**TASK DETAILS**
Images are to be left out when the records below are printed word for word.

● ● ●

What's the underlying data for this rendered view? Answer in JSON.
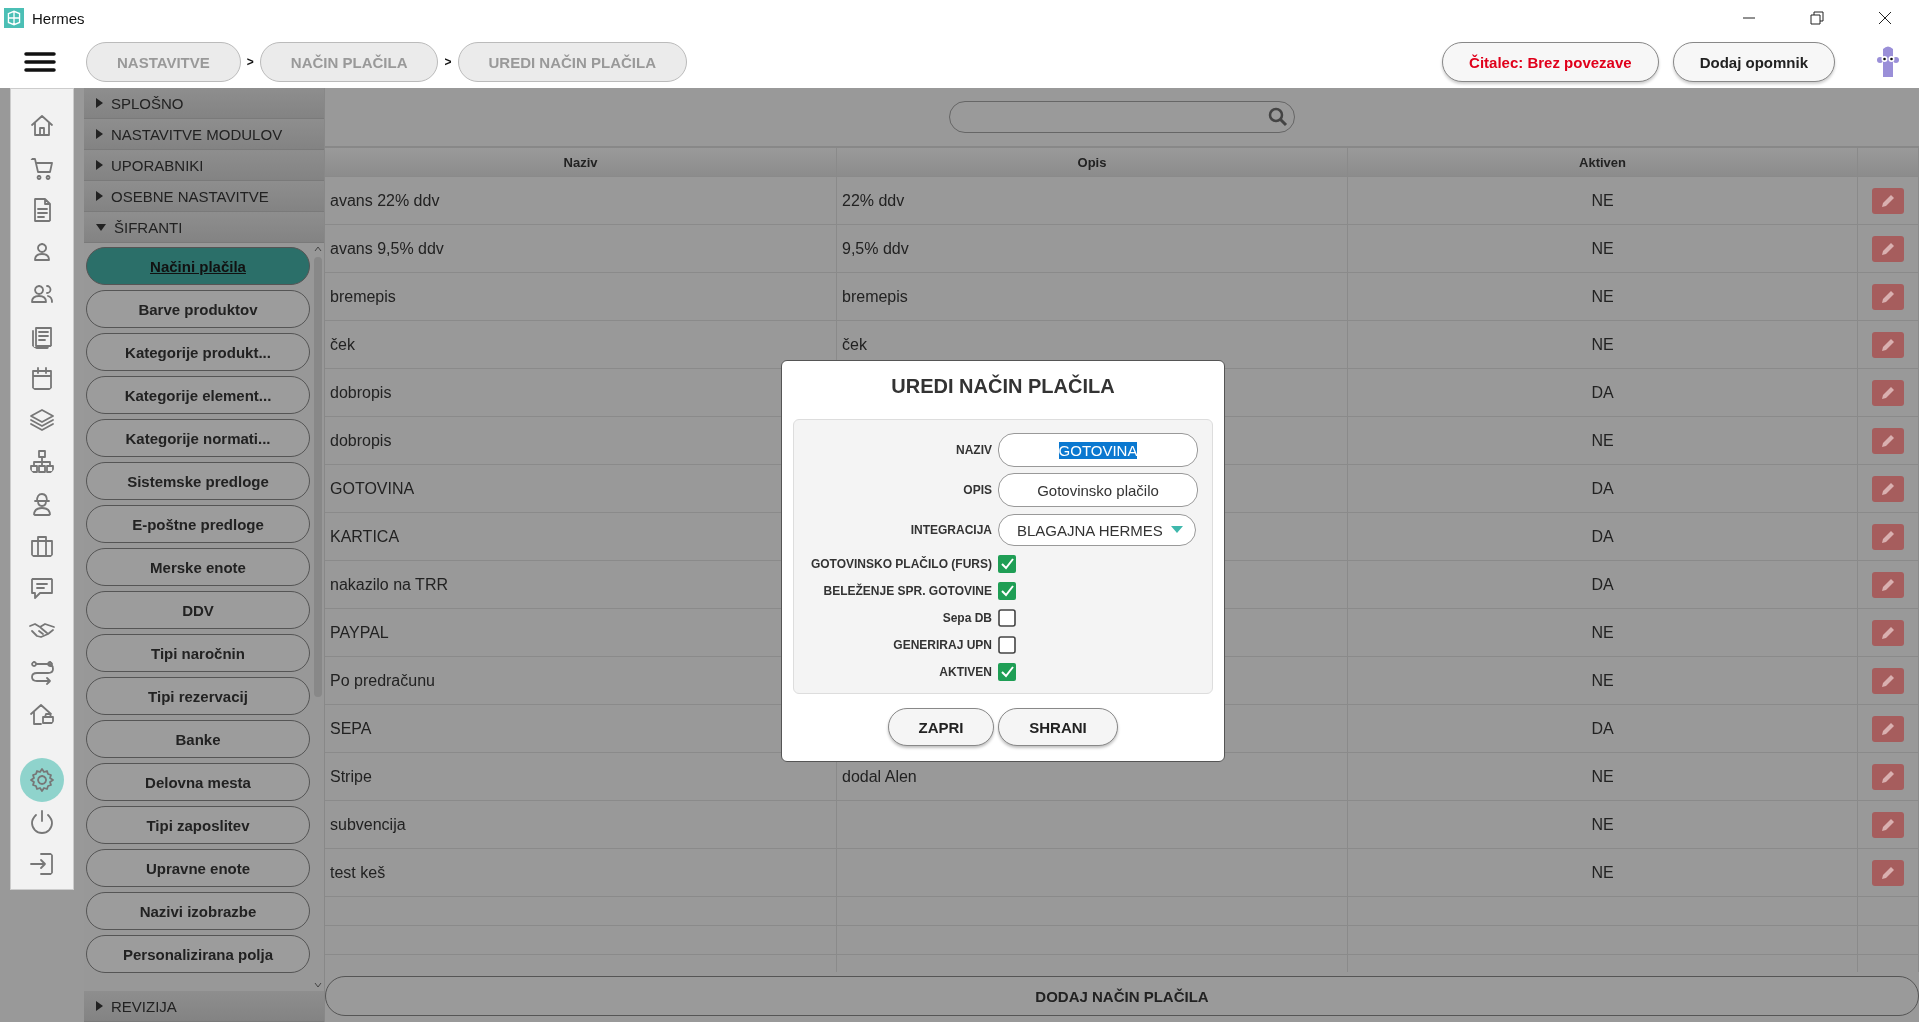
{
  "window": {
    "title": "Hermes"
  },
  "breadcrumbs": [
    {
      "label": "NASTAVITVE"
    },
    {
      "label": "NAČIN PLAČILA"
    },
    {
      "label": "UREDI NAČIN PLAČILA"
    }
  ],
  "breadcrumb_separator": ">",
  "header_buttons": [
    {
      "label": "Čitalec: Brez povezave",
      "kind": "alert"
    },
    {
      "label": "Dodaj opomnik",
      "kind": "normal"
    }
  ],
  "nav_icons": [
    {
      "selected": false
    },
    {
      "selected": false
    },
    {
      "selected": false
    },
    {
      "selected": false
    },
    {
      "selected": false
    },
    {
      "selected": false
    },
    {
      "selected": false
    },
    {
      "selected": false
    },
    {
      "selected": false
    },
    {
      "selected": false
    },
    {
      "selected": false
    },
    {
      "selected": false
    },
    {
      "selected": false
    },
    {
      "selected": false
    },
    {
      "selected": false
    },
    {
      "selected": true
    },
    {
      "selected": false
    },
    {
      "selected": false
    }
  ],
  "sidebar": {
    "sections": [
      {
        "label": "SPLOŠNO",
        "expanded": false
      },
      {
        "label": "NASTAVITVE MODULOV",
        "expanded": false
      },
      {
        "label": "UPORABNIKI",
        "expanded": false
      },
      {
        "label": "OSEBNE NASTAVITVE",
        "expanded": false
      },
      {
        "label": "ŠIFRANTI",
        "expanded": true
      }
    ],
    "items": [
      {
        "label": "Načini plačila",
        "selected": true
      },
      {
        "label": "Barve produktov",
        "selected": false
      },
      {
        "label": "Kategorije produkt...",
        "selected": false
      },
      {
        "label": "Kategorije element...",
        "selected": false
      },
      {
        "label": "Kategorije normati...",
        "selected": false
      },
      {
        "label": "Sistemske predloge",
        "selected": false
      },
      {
        "label": "E-poštne predloge",
        "selected": false
      },
      {
        "label": "Merske enote",
        "selected": false
      },
      {
        "label": "DDV",
        "selected": false
      },
      {
        "label": "Tipi naročnin",
        "selected": false
      },
      {
        "label": "Tipi rezervacij",
        "selected": false
      },
      {
        "label": "Banke",
        "selected": false
      },
      {
        "label": "Delovna mesta",
        "selected": false
      },
      {
        "label": "Tipi zaposlitev",
        "selected": false
      },
      {
        "label": "Upravne enote",
        "selected": false
      },
      {
        "label": "Nazivi izobrazbe",
        "selected": false
      },
      {
        "label": "Personalizirana polja",
        "selected": false
      }
    ],
    "footer_section": {
      "label": "REVIZIJA",
      "expanded": false
    }
  },
  "table": {
    "columns": [
      "Naziv",
      "Opis",
      "Aktiven"
    ],
    "rows": [
      {
        "naziv": "avans 22% ddv",
        "opis": "22% ddv",
        "aktiven": "NE"
      },
      {
        "naziv": "avans 9,5% ddv",
        "opis": "9,5% ddv",
        "aktiven": "NE"
      },
      {
        "naziv": "bremepis",
        "opis": "bremepis",
        "aktiven": "NE"
      },
      {
        "naziv": "ček",
        "opis": "ček",
        "aktiven": "NE"
      },
      {
        "naziv": "dobropis",
        "aktiven": "DA"
      },
      {
        "naziv": "dobropis",
        "aktiven": "NE"
      },
      {
        "naziv": "GOTOVINA",
        "aktiven": "DA"
      },
      {
        "naziv": "KARTICA",
        "aktiven": "DA"
      },
      {
        "naziv": "nakazilo na TRR",
        "aktiven": "DA"
      },
      {
        "naziv": "PAYPAL",
        "aktiven": "NE"
      },
      {
        "naziv": "Po predračunu",
        "aktiven": "NE"
      },
      {
        "naziv": "SEPA",
        "aktiven": "DA"
      },
      {
        "naziv": "Stripe",
        "opis": "dodal Alen",
        "aktiven": "NE"
      },
      {
        "naziv": "subvencija",
        "aktiven": "NE"
      },
      {
        "naziv": "test keš",
        "aktiven": "NE"
      }
    ]
  },
  "add_button": {
    "label": "DODAJ NAČIN PLAČILA"
  },
  "dialog": {
    "title": "UREDI NAČIN PLAČILA",
    "fields": [
      {
        "label": "NAZIV",
        "value": "GOTOVINA",
        "value_selected": true,
        "kind": "text"
      },
      {
        "label": "OPIS",
        "value": "Gotovinsko plačilo",
        "kind": "text"
      },
      {
        "label": "INTEGRACIJA",
        "value": "BLAGAJNA HERMES",
        "kind": "dropdown"
      }
    ],
    "checkboxes": [
      {
        "label": "GOTOVINSKO PLAČILO (FURS)",
        "checked": true
      },
      {
        "label": "BELEŽENJE SPR. GOTOVINE",
        "checked": true
      },
      {
        "label": "Sepa DB",
        "checked": false
      },
      {
        "label": "GENERIRAJ UPN",
        "checked": false
      },
      {
        "label": "AKTIVEN",
        "checked": true
      }
    ],
    "buttons": [
      {
        "label": "ZAPRI"
      },
      {
        "label": "SHRANI"
      }
    ]
  }
}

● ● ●

**SOLUTION**
What's the underlying data for this rendered view? Answer in JSON.
{
  "window": {
    "title": "Hermes"
  },
  "breadcrumbs": [
    {
      "label": "NASTAVITVE"
    },
    {
      "label": "NAČIN PLAČILA"
    },
    {
      "label": "UREDI NAČIN PLAČILA"
    }
  ],
  "breadcrumb_separator": ">",
  "header_buttons": [
    {
      "label": "Čitalec: Brez povezave",
      "kind": "alert"
    },
    {
      "label": "Dodaj opomnik",
      "kind": "normal"
    }
  ],
  "nav_icons": [
    {
      "selected": false
    },
    {
      "selected": false
    },
    {
      "selected": false
    },
    {
      "selected": false
    },
    {
      "selected": false
    },
    {
      "selected": false
    },
    {
      "selected": false
    },
    {
      "selected": false
    },
    {
      "selected": false
    },
    {
      "selected": false
    },
    {
      "selected": false
    },
    {
      "selected": false
    },
    {
      "selected": false
    },
    {
      "selected": false
    },
    {
      "selected": false
    },
    {
      "selected": true
    },
    {
      "selected": false
    },
    {
      "selected": false
    }
  ],
  "sidebar": {
    "sections": [
      {
        "label": "SPLOŠNO",
        "expanded": false
      },
      {
        "label": "NASTAVITVE MODULOV",
        "expanded": false
      },
      {
        "label": "UPORABNIKI",
        "expanded": false
      },
      {
        "label": "OSEBNE NASTAVITVE",
        "expanded": false
      },
      {
        "label": "ŠIFRANTI",
        "expanded": true
      }
    ],
    "items": [
      {
        "label": "Načini plačila",
        "selected": true
      },
      {
        "label": "Barve produktov",
        "selected": false
      },
      {
        "label": "Kategorije produkt...",
        "selected": false
      },
      {
        "label": "Kategorije element...",
        "selected": false
      },
      {
        "label": "Kategorije normati...",
        "selected": false
      },
      {
        "label": "Sistemske predloge",
        "selected": false
      },
      {
        "label": "E-poštne predloge",
        "selected": false
      },
      {
        "label": "Merske enote",
        "selected": false
      },
      {
        "label": "DDV",
        "selected": false
      },
      {
        "label": "Tipi naročnin",
        "selected": false
      },
      {
        "label": "Tipi rezervacij",
        "selected": false
      },
      {
        "label": "Banke",
        "selected": false
      },
      {
        "label": "Delovna mesta",
        "selected": false
      },
      {
        "label": "Tipi zaposlitev",
        "selected": false
      },
      {
        "label": "Upravne enote",
        "selected": false
      },
      {
        "label": "Nazivi izobrazbe",
        "selected": false
      },
      {
        "label": "Personalizirana polja",
        "selected": false
      }
    ],
    "footer_section": {
      "label": "REVIZIJA",
      "expanded": false
    }
  },
  "table": {
    "columns": [
      "Naziv",
      "Opis",
      "Aktiven"
    ],
    "rows": [
      {
        "naziv": "avans 22% ddv",
        "opis": "22% ddv",
        "aktiven": "NE"
      },
      {
        "naziv": "avans 9,5% ddv",
        "opis": "9,5% ddv",
        "aktiven": "NE"
      },
      {
        "naziv": "bremepis",
        "opis": "bremepis",
        "aktiven": "NE"
      },
      {
        "naziv": "ček",
        "opis": "ček",
        "aktiven": "NE"
      },
      {
        "naziv": "dobropis",
        "aktiven": "DA"
      },
      {
        "naziv": "dobropis",
        "aktiven": "NE"
      },
      {
        "naziv": "GOTOVINA",
        "aktiven": "DA"
      },
      {
        "naziv": "KARTICA",
        "aktiven": "DA"
      },
      {
        "naziv": "nakazilo na TRR",
        "aktiven": "DA"
      },
      {
        "naziv": "PAYPAL",
        "aktiven": "NE"
      },
      {
        "naziv": "Po predračunu",
        "aktiven": "NE"
      },
      {
        "naziv": "SEPA",
        "aktiven": "DA"
      },
      {
        "naziv": "Stripe",
        "opis": "dodal Alen",
        "aktiven": "NE"
      },
      {
        "naziv": "subvencija",
        "aktiven": "NE"
      },
      {
        "naziv": "test keš",
        "aktiven": "NE"
      }
    ]
  },
  "add_button": {
    "label": "DODAJ NAČIN PLAČILA"
  },
  "dialog": {
    "title": "UREDI NAČIN PLAČILA",
    "fields": [
      {
        "label": "NAZIV",
        "value": "GOTOVINA",
        "value_selected": true,
        "kind": "text"
      },
      {
        "label": "OPIS",
        "value": "Gotovinsko plačilo",
        "kind": "text"
      },
      {
        "label": "INTEGRACIJA",
        "value": "BLAGAJNA HERMES",
        "kind": "dropdown"
      }
    ],
    "checkboxes": [
      {
        "label": "GOTOVINSKO PLAČILO (FURS)",
        "checked": true
      },
      {
        "label": "BELEŽENJE SPR. GOTOVINE",
        "checked": true
      },
      {
        "label": "Sepa DB",
        "checked": false
      },
      {
        "label": "GENERIRAJ UPN",
        "checked": false
      },
      {
        "label": "AKTIVEN",
        "checked": true
      }
    ],
    "buttons": [
      {
        "label": "ZAPRI"
      },
      {
        "label": "SHRANI"
      }
    ]
  }
}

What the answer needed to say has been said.